“There's something insidious about coming after archives, coming after history,” Dr. Sullivan tells Teen Vogue. “It's like, 'Let's go after the people. Let's push them back in the closet. Let's eradicate them from public view, and then let's erase any trace of the progress that they had made and that they were here previously.'”
Alabama legislators’ move to censor queer history comes at a time when a record number of anti-trans bills have been introduced in state legislatures nationwide, most of them targeting health care, high school sports, and school bathrooms. Archives have so far mostly flown under the radar, but censorship has been on the rise in the form of book bans and restrictions on Black history curricula, critical race theory, and diversity, equity, and inclusion initiatives.

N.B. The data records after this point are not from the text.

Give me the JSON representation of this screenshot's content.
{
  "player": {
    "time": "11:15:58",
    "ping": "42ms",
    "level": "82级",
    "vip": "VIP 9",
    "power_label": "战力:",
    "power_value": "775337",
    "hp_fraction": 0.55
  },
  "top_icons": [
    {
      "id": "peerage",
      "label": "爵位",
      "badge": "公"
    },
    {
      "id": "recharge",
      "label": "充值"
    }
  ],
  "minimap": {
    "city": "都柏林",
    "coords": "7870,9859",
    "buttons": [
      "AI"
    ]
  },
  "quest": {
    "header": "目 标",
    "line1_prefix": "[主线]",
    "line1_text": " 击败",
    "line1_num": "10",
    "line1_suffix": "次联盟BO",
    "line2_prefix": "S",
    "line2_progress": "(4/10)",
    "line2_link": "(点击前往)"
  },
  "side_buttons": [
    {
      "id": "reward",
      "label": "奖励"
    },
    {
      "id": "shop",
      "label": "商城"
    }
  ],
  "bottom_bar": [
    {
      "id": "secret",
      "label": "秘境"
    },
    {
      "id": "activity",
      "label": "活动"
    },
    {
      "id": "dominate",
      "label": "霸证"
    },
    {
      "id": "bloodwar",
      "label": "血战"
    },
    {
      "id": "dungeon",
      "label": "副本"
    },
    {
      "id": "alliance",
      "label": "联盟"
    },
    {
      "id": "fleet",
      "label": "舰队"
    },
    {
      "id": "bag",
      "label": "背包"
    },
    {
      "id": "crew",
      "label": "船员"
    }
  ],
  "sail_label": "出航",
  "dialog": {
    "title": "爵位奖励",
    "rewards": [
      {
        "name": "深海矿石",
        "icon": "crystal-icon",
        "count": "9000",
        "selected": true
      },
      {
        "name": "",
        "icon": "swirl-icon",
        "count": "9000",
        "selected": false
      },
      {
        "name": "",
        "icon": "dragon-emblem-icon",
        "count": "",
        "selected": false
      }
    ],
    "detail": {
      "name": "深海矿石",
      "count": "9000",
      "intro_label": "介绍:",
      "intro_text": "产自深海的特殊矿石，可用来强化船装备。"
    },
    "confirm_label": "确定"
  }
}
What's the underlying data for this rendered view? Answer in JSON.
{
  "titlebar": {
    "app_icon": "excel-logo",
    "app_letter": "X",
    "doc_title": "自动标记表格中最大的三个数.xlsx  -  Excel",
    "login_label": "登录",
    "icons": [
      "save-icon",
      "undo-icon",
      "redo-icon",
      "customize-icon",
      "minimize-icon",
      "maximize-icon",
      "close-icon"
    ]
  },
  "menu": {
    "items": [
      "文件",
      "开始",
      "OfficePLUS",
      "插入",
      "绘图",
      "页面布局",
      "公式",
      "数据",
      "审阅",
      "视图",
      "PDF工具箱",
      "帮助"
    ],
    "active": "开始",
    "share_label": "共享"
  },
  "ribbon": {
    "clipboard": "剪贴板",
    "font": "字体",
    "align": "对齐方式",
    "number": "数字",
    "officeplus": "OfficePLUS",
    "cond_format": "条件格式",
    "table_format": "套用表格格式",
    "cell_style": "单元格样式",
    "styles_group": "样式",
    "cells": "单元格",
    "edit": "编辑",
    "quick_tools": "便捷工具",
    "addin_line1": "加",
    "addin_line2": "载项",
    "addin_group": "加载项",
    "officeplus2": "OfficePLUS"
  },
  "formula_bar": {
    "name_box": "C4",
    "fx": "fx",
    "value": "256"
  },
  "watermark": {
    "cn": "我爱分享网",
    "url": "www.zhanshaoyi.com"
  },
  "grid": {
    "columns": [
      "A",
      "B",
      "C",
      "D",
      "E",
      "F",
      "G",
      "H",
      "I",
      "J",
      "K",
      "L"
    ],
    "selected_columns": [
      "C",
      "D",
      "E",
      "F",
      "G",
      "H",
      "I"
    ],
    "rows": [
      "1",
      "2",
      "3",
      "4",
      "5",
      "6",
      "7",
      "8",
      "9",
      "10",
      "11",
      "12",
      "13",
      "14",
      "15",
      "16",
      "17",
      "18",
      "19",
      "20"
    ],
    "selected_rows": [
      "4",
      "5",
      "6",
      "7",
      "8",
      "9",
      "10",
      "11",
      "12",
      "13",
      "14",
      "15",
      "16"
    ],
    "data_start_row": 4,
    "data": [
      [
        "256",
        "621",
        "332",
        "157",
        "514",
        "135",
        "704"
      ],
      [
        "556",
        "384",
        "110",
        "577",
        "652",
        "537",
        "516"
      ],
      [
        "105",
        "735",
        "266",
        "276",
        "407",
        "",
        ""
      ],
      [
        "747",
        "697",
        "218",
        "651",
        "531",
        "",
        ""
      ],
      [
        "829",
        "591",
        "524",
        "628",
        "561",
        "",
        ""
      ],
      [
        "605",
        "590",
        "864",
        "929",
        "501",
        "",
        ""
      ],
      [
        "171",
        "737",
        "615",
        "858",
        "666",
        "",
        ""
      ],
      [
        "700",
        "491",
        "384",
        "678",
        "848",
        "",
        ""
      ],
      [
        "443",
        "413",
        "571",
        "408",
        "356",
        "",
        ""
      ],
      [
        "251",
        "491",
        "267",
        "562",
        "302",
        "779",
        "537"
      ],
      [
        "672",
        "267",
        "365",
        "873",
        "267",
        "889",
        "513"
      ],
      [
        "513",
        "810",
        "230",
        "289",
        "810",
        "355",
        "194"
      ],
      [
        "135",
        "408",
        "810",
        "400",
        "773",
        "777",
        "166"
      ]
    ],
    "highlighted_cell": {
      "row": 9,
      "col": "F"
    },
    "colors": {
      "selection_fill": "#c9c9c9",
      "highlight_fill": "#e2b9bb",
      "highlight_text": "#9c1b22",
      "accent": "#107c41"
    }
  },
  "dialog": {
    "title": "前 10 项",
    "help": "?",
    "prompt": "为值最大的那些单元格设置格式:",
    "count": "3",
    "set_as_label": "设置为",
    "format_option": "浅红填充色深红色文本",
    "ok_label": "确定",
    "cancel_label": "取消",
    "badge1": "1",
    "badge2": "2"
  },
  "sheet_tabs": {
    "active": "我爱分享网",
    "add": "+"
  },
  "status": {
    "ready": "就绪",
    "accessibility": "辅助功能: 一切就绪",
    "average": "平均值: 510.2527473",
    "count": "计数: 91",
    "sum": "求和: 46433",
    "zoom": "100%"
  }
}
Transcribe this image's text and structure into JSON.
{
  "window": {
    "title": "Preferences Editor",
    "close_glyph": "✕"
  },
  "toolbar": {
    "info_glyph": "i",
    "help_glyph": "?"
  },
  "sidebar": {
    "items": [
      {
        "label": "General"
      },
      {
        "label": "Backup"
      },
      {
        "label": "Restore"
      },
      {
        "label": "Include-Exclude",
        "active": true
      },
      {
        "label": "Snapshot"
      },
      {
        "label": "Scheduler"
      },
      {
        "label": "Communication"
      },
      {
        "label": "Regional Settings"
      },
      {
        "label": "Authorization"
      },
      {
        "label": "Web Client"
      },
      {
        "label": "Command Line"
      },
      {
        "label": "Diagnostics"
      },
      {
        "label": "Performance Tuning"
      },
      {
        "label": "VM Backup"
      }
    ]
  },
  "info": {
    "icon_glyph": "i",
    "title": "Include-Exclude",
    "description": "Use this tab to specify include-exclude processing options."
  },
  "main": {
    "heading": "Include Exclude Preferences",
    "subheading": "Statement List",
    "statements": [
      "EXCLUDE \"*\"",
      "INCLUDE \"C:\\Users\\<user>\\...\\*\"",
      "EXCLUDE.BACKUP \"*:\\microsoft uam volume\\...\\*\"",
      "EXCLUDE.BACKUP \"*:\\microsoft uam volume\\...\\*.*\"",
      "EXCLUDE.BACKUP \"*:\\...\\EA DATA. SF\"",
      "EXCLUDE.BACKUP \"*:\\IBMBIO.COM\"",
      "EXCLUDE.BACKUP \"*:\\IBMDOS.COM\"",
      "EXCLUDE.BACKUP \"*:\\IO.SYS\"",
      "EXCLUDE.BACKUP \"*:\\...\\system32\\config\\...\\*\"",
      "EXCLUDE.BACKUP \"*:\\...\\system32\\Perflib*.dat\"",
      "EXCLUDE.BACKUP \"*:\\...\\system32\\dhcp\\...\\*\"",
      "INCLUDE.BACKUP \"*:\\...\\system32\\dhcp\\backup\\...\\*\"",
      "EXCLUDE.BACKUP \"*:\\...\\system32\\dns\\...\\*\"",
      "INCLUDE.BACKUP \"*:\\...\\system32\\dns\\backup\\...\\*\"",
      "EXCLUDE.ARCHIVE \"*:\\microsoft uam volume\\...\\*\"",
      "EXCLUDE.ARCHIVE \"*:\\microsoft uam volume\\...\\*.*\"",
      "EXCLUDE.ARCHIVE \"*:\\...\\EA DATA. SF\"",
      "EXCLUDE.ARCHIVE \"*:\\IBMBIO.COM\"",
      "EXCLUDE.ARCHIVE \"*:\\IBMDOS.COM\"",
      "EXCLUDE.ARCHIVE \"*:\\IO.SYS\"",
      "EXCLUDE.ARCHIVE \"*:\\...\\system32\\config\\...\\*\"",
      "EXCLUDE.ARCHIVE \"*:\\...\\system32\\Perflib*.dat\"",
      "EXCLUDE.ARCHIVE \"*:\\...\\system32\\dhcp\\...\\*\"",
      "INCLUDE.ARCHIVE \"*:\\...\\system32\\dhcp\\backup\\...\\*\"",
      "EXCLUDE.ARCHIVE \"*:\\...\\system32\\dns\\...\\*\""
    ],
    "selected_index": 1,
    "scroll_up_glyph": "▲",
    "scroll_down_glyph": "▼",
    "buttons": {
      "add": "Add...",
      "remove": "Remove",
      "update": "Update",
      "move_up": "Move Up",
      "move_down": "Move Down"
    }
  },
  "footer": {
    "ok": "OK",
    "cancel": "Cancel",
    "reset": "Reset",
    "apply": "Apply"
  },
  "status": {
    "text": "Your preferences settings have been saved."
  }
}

Says Molly Tepera, a digital archivist at the University of Texas at Dallas, book bans are easier for politicians to execute because they’re about censoring individual titles, not entire collections. Dr. Sullivan says it’s all part of a broader “anti-intellectualism” trend.
Ron DeSantis is only 44, but he may already have a kind of dementia that threatens US security, given this exchange with CBS News’s Nora O’Donnell on using the US military against drug cartels in Mexico…
O’Donnell: “Would you send missiles into Mexico?”
DeSantis: “We would use all available — the tactics, I think, can be debated. If you have something you want to accomplish, people would brief you on the different ways you’d be able to do it. So, that would be dependent on the situation.”
O’Donnell: “But launching military forces into Mexico is a much different standard, that’s why I’m asking the question.”
DeSantis: “The reality is they’re overrunning our border … Do we just throw up our hands and say there’s nothing we can do about it?”
Lastly, I wasn't planning on reviewing Naomi Klein's new book. I like the book but I wasn't planning on reviewing it. I'll look at my schedule for tomorrow later and see if I have time to do a review on Saturday. Warning, I don't do fluff. I have a serious problem with one aspect of the book. If I do a review, I will probably focus on that because no one else probably is. But I do think it's a good book and I do think it's worth reading.